» **WHAT YOU NEED TO DO**
From the records below, copy each line that has the word "icon" in it.

(App and web page records)
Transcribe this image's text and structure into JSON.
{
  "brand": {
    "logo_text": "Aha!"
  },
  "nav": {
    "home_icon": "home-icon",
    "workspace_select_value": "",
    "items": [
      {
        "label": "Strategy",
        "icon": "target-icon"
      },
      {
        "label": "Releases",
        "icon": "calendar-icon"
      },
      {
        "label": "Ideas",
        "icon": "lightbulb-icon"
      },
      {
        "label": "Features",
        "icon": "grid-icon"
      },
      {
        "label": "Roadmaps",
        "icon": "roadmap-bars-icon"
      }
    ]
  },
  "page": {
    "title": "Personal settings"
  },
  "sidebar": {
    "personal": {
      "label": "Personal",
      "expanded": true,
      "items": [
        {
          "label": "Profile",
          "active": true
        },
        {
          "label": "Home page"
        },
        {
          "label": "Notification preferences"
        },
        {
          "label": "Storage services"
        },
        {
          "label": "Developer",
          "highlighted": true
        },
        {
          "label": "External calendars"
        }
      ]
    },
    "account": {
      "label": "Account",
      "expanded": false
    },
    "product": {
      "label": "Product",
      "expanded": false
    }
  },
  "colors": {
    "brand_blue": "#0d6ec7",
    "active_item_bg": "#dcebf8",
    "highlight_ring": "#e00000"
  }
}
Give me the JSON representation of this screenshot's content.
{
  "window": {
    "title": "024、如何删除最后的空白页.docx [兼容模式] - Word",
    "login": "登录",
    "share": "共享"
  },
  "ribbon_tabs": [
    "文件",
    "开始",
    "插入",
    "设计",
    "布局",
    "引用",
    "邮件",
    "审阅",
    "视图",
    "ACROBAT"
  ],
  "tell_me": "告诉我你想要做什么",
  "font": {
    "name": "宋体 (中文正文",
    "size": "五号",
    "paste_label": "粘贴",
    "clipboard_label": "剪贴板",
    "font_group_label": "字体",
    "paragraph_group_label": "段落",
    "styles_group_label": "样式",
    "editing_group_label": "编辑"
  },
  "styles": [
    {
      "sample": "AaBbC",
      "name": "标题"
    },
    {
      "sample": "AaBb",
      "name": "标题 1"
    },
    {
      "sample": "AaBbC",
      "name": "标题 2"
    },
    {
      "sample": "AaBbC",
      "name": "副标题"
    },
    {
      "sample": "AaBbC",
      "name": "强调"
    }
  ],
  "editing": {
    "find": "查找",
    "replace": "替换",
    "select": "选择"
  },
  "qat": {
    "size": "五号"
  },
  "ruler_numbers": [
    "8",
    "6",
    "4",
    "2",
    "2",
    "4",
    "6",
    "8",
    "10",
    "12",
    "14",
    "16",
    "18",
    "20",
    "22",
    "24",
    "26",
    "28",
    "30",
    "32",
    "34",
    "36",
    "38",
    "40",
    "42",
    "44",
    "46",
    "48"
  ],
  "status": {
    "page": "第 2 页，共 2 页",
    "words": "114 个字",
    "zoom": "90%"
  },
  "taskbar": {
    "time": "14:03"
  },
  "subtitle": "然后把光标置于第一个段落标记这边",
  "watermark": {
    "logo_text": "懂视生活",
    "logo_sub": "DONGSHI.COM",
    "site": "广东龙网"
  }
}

» **TASK RESULT**
    "home_icon": "home-icon",
        "icon": "target-icon"
        "icon": "calendar-icon"
        "icon": "lightbulb-icon"
        "icon": "grid-icon"
        "icon": "roadmap-bars-icon"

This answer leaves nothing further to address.